EXERCISE DESCRIPTION: Provide only the number of lines below that hold "JSON".

TASK INPUT:
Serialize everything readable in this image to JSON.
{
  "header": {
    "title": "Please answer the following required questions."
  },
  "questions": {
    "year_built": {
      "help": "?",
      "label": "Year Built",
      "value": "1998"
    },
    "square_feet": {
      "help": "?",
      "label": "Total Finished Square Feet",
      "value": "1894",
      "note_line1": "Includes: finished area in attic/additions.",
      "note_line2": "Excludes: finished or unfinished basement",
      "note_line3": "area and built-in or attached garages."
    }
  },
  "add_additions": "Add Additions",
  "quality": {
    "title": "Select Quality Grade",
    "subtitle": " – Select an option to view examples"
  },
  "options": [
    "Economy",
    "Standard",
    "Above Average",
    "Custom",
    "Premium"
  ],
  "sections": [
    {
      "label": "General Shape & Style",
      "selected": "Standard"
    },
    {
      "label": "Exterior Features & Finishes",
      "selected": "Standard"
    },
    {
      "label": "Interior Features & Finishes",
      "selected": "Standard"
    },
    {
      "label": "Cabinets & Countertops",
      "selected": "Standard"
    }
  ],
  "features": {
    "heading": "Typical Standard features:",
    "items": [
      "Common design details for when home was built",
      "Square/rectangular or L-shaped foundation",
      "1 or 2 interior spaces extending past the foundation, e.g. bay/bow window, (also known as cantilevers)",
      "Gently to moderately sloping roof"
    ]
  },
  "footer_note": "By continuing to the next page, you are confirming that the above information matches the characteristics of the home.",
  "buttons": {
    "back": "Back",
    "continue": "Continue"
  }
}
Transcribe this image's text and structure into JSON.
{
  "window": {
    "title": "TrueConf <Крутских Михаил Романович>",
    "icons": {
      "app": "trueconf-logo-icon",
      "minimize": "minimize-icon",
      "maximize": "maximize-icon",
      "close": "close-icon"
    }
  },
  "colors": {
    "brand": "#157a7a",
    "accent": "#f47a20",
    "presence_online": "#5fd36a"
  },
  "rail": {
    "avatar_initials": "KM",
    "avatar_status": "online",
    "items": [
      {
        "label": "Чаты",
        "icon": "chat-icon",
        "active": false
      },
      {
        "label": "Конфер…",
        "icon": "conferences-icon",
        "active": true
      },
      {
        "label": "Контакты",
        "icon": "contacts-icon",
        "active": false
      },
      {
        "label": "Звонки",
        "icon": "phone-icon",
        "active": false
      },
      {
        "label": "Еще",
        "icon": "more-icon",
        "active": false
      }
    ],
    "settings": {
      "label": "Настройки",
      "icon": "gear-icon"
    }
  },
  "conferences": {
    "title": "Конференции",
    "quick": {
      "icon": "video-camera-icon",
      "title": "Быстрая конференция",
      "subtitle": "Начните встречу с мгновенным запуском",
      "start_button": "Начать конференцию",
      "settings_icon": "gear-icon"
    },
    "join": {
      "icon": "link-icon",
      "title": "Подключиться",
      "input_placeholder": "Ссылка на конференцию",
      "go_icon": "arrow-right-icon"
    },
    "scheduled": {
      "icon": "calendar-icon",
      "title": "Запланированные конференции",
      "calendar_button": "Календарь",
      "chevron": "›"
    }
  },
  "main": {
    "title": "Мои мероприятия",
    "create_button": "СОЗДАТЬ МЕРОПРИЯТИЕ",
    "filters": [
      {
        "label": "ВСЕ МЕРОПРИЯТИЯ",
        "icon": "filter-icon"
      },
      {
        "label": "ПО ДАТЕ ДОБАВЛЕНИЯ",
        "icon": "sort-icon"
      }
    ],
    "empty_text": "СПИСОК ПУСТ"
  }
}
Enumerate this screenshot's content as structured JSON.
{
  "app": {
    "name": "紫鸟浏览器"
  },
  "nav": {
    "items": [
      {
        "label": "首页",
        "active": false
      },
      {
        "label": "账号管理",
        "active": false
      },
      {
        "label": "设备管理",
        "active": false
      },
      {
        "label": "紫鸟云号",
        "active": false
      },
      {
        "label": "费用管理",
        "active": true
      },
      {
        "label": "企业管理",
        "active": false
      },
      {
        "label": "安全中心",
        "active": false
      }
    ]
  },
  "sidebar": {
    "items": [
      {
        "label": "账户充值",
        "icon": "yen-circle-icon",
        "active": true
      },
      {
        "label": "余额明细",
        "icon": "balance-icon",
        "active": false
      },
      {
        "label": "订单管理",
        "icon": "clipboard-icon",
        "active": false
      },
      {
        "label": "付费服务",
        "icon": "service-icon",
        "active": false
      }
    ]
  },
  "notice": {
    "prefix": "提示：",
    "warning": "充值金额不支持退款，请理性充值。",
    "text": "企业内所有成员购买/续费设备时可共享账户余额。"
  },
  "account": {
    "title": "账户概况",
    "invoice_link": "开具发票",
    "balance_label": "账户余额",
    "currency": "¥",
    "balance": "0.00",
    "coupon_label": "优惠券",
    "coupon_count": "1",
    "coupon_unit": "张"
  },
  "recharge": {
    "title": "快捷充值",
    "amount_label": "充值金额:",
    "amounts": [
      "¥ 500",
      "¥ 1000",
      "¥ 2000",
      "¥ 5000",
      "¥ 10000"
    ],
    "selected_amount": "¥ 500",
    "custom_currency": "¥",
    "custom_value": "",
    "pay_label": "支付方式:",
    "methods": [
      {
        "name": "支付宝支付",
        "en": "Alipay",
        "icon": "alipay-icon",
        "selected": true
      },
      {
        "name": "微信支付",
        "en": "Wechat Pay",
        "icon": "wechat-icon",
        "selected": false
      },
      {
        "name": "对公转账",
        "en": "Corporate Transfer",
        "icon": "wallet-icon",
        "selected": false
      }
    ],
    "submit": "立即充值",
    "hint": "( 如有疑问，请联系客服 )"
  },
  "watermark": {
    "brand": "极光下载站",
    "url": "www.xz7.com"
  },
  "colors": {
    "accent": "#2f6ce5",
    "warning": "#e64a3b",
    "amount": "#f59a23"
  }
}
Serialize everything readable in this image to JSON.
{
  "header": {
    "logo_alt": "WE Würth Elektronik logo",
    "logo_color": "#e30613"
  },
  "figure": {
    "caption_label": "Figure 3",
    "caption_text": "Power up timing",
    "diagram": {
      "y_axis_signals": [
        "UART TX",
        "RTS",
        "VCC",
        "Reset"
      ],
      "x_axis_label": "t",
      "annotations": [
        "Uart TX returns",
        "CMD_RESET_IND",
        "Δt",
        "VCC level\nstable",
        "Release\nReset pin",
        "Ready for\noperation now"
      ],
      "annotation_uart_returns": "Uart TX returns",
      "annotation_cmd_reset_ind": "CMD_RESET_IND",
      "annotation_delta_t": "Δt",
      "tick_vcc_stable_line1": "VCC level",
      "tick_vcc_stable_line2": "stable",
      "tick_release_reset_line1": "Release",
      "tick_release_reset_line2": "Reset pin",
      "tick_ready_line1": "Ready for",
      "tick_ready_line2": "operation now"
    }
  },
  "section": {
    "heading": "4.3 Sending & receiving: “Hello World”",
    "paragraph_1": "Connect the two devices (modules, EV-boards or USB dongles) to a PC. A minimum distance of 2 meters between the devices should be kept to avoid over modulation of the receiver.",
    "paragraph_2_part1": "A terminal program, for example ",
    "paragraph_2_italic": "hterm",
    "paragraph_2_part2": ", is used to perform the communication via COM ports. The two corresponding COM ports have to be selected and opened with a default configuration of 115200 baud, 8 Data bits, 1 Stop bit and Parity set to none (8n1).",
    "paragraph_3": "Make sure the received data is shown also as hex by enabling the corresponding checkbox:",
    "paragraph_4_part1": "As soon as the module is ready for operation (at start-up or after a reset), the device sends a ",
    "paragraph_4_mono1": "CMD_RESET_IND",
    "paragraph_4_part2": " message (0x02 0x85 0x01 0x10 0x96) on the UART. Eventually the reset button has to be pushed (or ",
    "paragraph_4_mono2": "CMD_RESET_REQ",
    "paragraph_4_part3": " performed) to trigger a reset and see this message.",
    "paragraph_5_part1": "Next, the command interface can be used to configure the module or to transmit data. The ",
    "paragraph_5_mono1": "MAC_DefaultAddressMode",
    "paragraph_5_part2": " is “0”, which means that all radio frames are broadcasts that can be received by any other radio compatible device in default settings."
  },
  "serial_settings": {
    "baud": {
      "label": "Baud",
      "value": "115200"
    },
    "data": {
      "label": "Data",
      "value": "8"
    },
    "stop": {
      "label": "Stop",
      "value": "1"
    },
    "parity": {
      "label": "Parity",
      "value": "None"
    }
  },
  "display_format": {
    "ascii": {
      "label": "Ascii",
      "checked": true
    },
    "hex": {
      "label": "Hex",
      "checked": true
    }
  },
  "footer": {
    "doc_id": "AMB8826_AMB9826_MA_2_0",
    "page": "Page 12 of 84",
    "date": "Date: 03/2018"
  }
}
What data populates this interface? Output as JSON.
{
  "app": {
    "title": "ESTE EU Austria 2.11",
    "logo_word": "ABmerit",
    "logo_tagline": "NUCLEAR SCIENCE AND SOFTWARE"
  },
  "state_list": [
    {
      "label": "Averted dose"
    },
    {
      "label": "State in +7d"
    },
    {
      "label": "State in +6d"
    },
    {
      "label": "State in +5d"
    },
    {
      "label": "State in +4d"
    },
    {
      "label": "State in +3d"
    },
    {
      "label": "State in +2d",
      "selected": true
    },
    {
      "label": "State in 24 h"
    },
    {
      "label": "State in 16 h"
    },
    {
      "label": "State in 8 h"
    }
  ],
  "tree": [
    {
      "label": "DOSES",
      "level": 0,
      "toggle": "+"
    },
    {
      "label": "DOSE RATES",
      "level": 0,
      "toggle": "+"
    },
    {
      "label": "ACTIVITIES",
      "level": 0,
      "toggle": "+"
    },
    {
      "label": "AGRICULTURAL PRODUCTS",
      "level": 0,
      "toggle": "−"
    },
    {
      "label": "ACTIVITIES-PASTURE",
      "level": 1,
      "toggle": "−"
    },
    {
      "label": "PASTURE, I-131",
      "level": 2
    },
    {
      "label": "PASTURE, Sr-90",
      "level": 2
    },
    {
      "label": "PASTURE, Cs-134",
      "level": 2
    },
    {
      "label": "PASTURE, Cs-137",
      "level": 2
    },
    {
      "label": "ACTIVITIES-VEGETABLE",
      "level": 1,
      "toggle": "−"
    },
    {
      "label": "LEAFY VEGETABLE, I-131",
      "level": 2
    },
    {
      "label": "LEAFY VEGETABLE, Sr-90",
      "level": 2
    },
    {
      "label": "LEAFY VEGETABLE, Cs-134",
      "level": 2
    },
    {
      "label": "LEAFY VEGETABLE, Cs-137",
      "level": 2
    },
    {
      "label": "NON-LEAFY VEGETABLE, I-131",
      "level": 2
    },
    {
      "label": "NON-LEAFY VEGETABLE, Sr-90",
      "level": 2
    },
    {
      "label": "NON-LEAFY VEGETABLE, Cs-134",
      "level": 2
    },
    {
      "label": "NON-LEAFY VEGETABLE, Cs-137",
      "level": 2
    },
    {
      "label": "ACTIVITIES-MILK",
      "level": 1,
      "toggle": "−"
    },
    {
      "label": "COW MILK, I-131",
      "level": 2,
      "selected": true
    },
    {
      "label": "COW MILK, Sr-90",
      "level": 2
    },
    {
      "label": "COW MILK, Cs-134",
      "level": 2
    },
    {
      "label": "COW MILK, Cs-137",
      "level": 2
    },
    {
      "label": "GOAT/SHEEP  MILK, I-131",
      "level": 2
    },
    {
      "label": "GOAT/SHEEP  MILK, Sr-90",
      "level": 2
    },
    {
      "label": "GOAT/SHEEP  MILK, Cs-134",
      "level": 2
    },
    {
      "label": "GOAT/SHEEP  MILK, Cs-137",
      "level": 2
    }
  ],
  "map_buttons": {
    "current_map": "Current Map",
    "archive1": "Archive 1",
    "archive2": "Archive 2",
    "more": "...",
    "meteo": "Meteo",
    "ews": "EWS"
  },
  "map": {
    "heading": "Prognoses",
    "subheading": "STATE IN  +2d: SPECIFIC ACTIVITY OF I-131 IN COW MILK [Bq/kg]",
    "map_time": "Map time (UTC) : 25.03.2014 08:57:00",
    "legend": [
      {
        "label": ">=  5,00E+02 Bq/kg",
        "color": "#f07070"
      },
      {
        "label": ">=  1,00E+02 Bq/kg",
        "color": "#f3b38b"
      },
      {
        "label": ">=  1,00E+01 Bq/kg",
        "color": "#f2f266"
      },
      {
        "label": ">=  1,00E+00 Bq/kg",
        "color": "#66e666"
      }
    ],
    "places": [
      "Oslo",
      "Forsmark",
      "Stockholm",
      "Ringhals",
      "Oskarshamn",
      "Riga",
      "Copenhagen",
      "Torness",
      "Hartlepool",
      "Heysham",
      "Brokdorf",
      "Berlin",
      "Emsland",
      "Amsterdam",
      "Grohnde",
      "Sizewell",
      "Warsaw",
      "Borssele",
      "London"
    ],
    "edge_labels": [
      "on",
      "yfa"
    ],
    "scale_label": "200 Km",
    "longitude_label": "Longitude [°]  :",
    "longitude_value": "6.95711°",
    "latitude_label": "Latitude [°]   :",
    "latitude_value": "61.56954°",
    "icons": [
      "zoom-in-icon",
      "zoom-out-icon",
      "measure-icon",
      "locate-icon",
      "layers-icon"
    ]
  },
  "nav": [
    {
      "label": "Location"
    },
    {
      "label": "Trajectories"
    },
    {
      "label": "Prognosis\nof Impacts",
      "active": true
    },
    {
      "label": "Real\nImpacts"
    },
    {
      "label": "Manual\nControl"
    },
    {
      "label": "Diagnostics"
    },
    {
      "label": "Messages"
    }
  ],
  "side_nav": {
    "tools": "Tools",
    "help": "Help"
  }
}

RESPONSE: 5